One of our good friends recently hired a contractor to renovate their kitchen. Her vision was to turn her outdated kitchen into a French country-themed kitchen with earthy tones, a stone backsplash and warm gold elements. However, her contractor informed her that he was uncomfortable installing a stone backsplash or open shelving, so Noah and I stepped in to help give her the kitchen she envisioned.
This would be our first attempt to install any stone backsplash. We had installed a brick backsplash in our basement, so I figured it couldn’t be much more complex than that. I don’t want to say I was wrong – it wasn’t more difficult, but it was different. So let me walk you through the process.
The stone we used was Rock Ridge Alamo Sandstone Random Ledger Panels from Floor and Decor.
Step-by-step process on installing the Stone Backsplash
First, we removed all the drywall where the stone backsplash would be and installed a concrete board using 2” screws mounted to the studs. The stone panels were about 26 lbs each, so that would be too much weight for drywall to hold.
The stone comes on a metal mesh material to give you different panels that puzzle together, making installation quick. However, we couldn’t keep the stone in panel sections with our floating shelves due to the panels being too large. So, we used a grinder to cut apart the panels, making it possible for us to lay each stone individually. However, we kept the mesh wiring behind the stone for better support and to grip the mortar better. Once all the stone was cut and ready, we were ready for installation.
We used a heavy-duty mortar recommended by Floor and Decor to hold up the stones because they are so heavy.
You’ll need a 5-gallon bucket, corded drill and mud/paint mixer to mix your mortar. Mixing is easy. First, put some of the mortar into the bucket, add water and mix, and continue to add each as needed. You’ll want your consistency to be a little thicker than peanut butter. Also, don’t mix a whole bag at once. Mortar dries pretty quickly, and you don’t want it to dry up on you before you can use it all.

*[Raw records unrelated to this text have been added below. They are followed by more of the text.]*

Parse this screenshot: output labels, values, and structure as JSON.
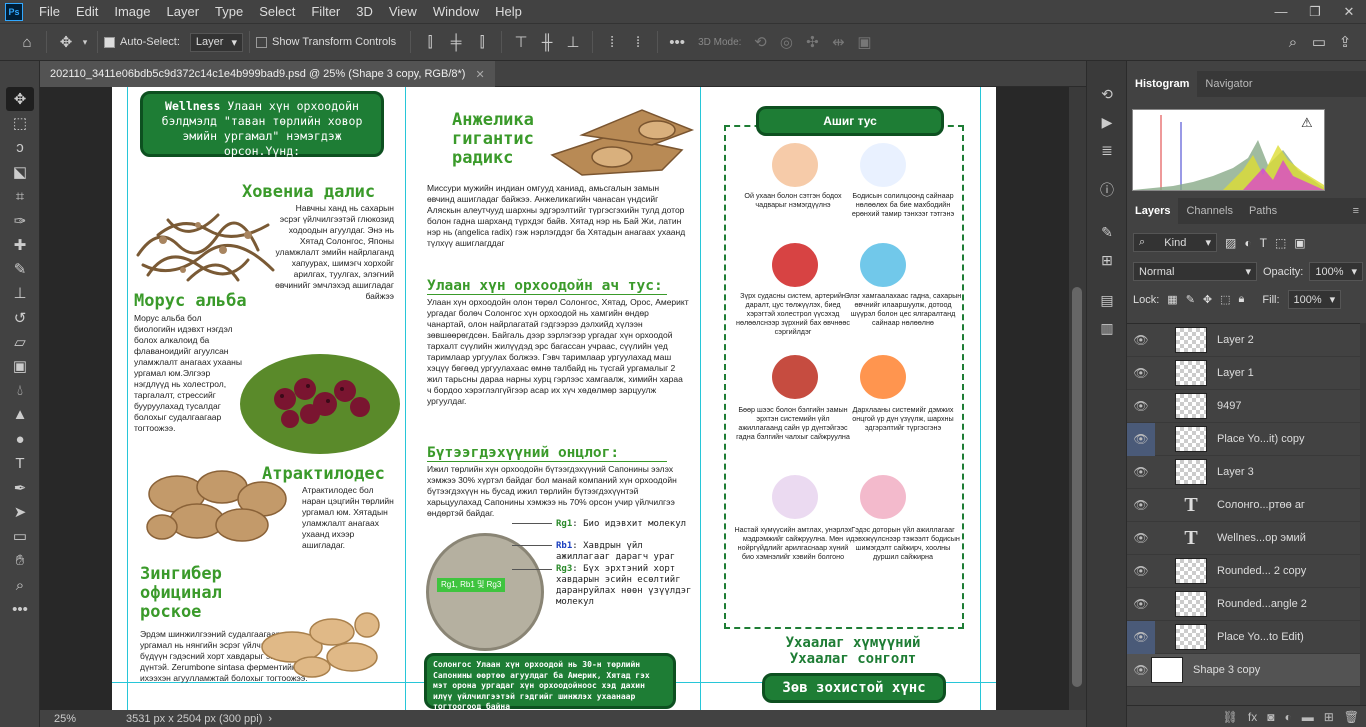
{
  "menubar": {
    "logo": "Ps",
    "items": [
      "File",
      "Edit",
      "Image",
      "Layer",
      "Type",
      "Select",
      "Filter",
      "3D",
      "View",
      "Window",
      "Help"
    ]
  },
  "options": {
    "auto_select_label": "Auto-Select:",
    "auto_select_value": "Layer",
    "transform_controls_label": "Show Transform Controls",
    "mode_3d_label": "3D Mode:"
  },
  "document": {
    "tab_title": "202110_3411e06bdb5c9d372c14c1e4b999bad9.psd @ 25% (Shape 3 copy, RGB/8*)",
    "zoom": "25%",
    "dimensions": "3531 px x 2504 px (300 ppi)"
  },
  "panels": {
    "histogram_tab": "Histogram",
    "navigator_tab": "Navigator",
    "layers_tab": "Layers",
    "channels_tab": "Channels",
    "paths_tab": "Paths",
    "kind_label": "Kind",
    "blend_mode": "Normal",
    "opacity_label": "Opacity:",
    "opacity_value": "100%",
    "lock_label": "Lock:",
    "fill_label": "Fill:",
    "fill_value": "100%"
  },
  "layers": [
    {
      "name": "Layer 2",
      "type": "pixel",
      "hl": false
    },
    {
      "name": "Layer 1",
      "type": "pixel",
      "hl": false
    },
    {
      "name": "9497",
      "type": "pixel",
      "hl": false
    },
    {
      "name": "Place Yo...it) copy",
      "type": "smart",
      "hl": true
    },
    {
      "name": "Layer 3",
      "type": "pixel",
      "hl": false
    },
    {
      "name": "Солонго...ртөө аг",
      "type": "text",
      "hl": false
    },
    {
      "name": "Wellnes...ор эмий",
      "type": "text",
      "hl": false
    },
    {
      "name": "Rounded... 2 copy",
      "type": "smart",
      "hl": false
    },
    {
      "name": "Rounded...angle 2",
      "type": "smart",
      "hl": false
    },
    {
      "name": "Place Yo...to Edit)",
      "type": "smart",
      "hl": true
    },
    {
      "name": "Shape 3 copy",
      "type": "shape",
      "hl": false,
      "sel": true
    }
  ],
  "canvas": {
    "header_box": {
      "brand": "Wellness",
      "text": "Улаан хүн орхоодойн бэлдмэлд \"таван төрлийн ховор эмийн ургамал\" нэмэгдэж орсон.Үүнд:"
    },
    "hovenia": {
      "title": "Ховениа далис",
      "text": "Навчны ханд нь сахарын эсрэг үйлчилгээтэй глюкозид ходоодын агуулдаг. Энэ нь Хятад Солонгос, Японы уламжлалт эмийн найрлаганд хапуурах, шимэгч хорхойг арилгах, туулгах, элэгний өвчинийг эмчлэхэд ашигладаг байжээ"
    },
    "morus": {
      "title": "Морус альба",
      "text": "Морус альба бол биологийн идэвхт нэгдэл болох алкалоид ба флаваноидийг агуулсан уламжлалт анагаах ухааны ургамал юм.Элгээр нэгдлүүд нь холестрол, таргалалт, стрессийг бууруулахад тусалдаг болохыг судалгаагаар тогтоожээ."
    },
    "atractylodes": {
      "title": "Атрактилодес",
      "text": "Атрактилодес бол наран цэцгийн төрлийн ургамал юм. Хятадын уламжлалт анагаах ухаанд ихээр ашигладаг."
    },
    "zingiber": {
      "title": "Зингибер официнал роское",
      "text": "Эрдэм шинжилгээний судалгаагаар энэ ургамал нь нянгийн эсрэг үйлчилгээтэй, мөн бүдүүн гэдэсний хорт хавдарыг эмчилхэд үр дүнтэй. Zerumbone sintasa ферментийн ихээхэн агуулламжтай болохыг тогтоожээ."
    },
    "angelica": {
      "title": "Анжелика гигантис радикс",
      "text": "Миссури мужийн индиан омгууд ханиад, амьсгалын замын өвчинд ашигладаг байжээ. Анжеликагийн чанасан үндсийг Аляскын алеутчууд шархны эдгэрэлтийг түргэсгэхийн тулд дотор болон гадна шарханд түрхдэг байв. Хятад нэр нь Бай Жи, латин нэр нь (angelica radix) гэж нэрлэгддэг ба Хятадын анагаах ухаанд түлхүү ашиглагддаг"
    },
    "benefit_sec": {
      "title": "Улаан хүн орхоодойн ач тус:",
      "text": "Улаан хүн орхоодойн олон төрөл Солонгос, Хятад, Орос, Америкт ургадаг болөч Солонгос хүн орхоодой нь хамгийн өндөр чанартай, олон найрлагатай гэдгээрээ дэлхийд хүлээн зөвшөөрөгдсөн. Байгаль дээр зэрлэгээр ургадаг хүн орхоодой тархалт сүүлийн жилүүдэд эрс багассан учраас, сүүлийн үед таримлаар ургуулах болжээ. Гэвч таримлаар ургуулахад маш хэцүү бөгөөд ургуулахаас өмнө талбайд нь түсгай ургамалыг 2 жил тарьсны дараа нарны хурц гэрлээс хамгаалж, химийн хараа ч бордоо хэрэглэлгүйгээр асар их хүч хөдөлмөр зарцуулж ургуулдаг."
    },
    "content_sec": {
      "title": "Бүтээгдэхүүний онцлог:",
      "text": "Ижил төрлийн хүн орхоодойн бүтээгдэхүүний Сапонины ээлэх хэмжээ 30% хүртэл байдаг бол манай компаний хүн орхоодойн бүтээгдэхүүн нь бусад ижил төрлийн бүтээгдэхүүнтэй харьцуулахад Сапонины хэмжээ нь 70% орсон учир үйлчилгээ өндөртэй байдаг."
    },
    "rg": [
      {
        "key": "Rg1",
        "text": ": Био идэвхит молекул"
      },
      {
        "key": "Rb1",
        "text": ": Хавдрын үйл ажиллагааг дарагч ураг"
      },
      {
        "key": "Rg3",
        "text": ": Бүх эрхтэний хорт хавдарын эсийн есөлтийг даранруйлах нөөн үзүүлдэг молекул"
      }
    ],
    "lens_text": "Rg1, Rb1 및 Rg3",
    "bottom_box": "Солонгос Улаан хүн орхоодой нь 30-н төрлийн Сапонины өөртөө агуулдаг ба Америк, Хятад гэх мэт орона ургадаг хүн орхоодойноос хэд дахин илүү үйлчилгээтэй гэдгийг шинжлэх ухаанаар тогтоогоод байна",
    "ashig": {
      "title": "Ашиг тус",
      "items": [
        "Ой ухаан болон сэтгэн бодох чадварыг нэмэгдүүлнэ",
        "Бодисын солилцоонд сайнаар нөлөөлөх ба бие махбодийн ерөнхий тамир тэнхээг тэтгэнэ",
        "Зүрх судасны систем, артерийн даралт, цус төлжүүлэх, биед хэрэгтэй холестрол үүсэхэд нөлөөлснээр зүрхний бах өвчнөөс сэргийлдэг",
        "Элэг хамгаалахаас гадна, сахарын өвчнийг илааршуулж, дотоод шүүрэл болон цес ялгаралтанд сайнаар нөлөөлнө",
        "Бөөр шээс болон бэлгийн замын эрхтэн системийн үйл ажиллагаанд сайн үр дүнтэйгээс гадна бэлгийн чалхыг сайжруулна",
        "Дархлааны системийг дэмжих онцгой үр дүн үзүүлж, шархны эдгэрэлтийг түргэсгэнэ",
        "Настай хүмүүсийн амтлах, унэрлэх мэдрэмжийг сайжруулна. Мөн нойргүйдлийг арилгаснаар хүний био хэмнэлийг хэвийн болгоно",
        "Гэдэс доторын үйл ажиллагааг идэвхжүүлснээр тэжээлт бодисын шимэгдэлт сайжирч, хоолны дуршил сайжирна"
      ]
    },
    "wise1": "Ухаалаг хүмүүний",
    "wise2": "Ухаалаг сонголт",
    "wise_box": "Зөв зохистой хүнс"
  }
}
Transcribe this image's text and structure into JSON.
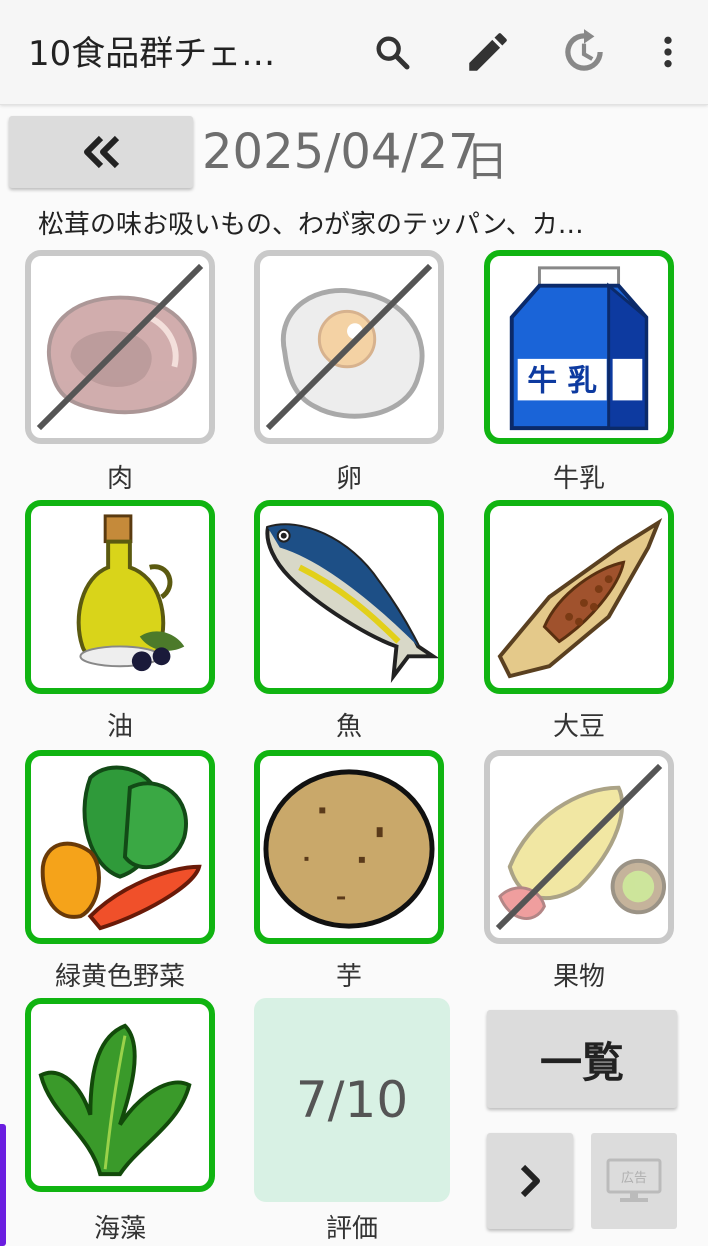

Before laying the stone, I also filled up a 5-gallon bucket with clean water and a sponge. I worked in small sections wetting the concrete board before applying mortar. This helps prevent your mortar from drying too quickly and cracking out. Using a mortar trowel, scrape mortar onto your concrete board to where you can see the grooves, then apply mortar to the back of the stone and set the stone in place.
The best part about this backsplash is there wasn’t much of a rhyme or reason for placement; I just went with what looked right. I used spacers as needed.
After the stone was set and sat for 24 hours, I removed all my spacers. Then used, a piping bag filled with mortar that is the same consistency as before to pipe between each of the stones. This process is a little messy, so I would recommend wearing gloves. You also don’t have to be perfect; the goal is to get the mortar between the stones roughly. After that sat for 5 minutes, I went back with my hands and worked the mortar into any small cracks I missed with the piping bag. Ten minutes later, I returned with a wet sponge to smooth everything out and make the mortar look more seamless. Then I came back with another damp sponge and feathered some of the mortar onto the front of each stone, giving a ‘German smear’ look.
And that’s it! It was a lot of hard work and a messy process, but worth it! This backsplash turned out better than I could have ever imagined.
Here’s a quick little video of the whole process!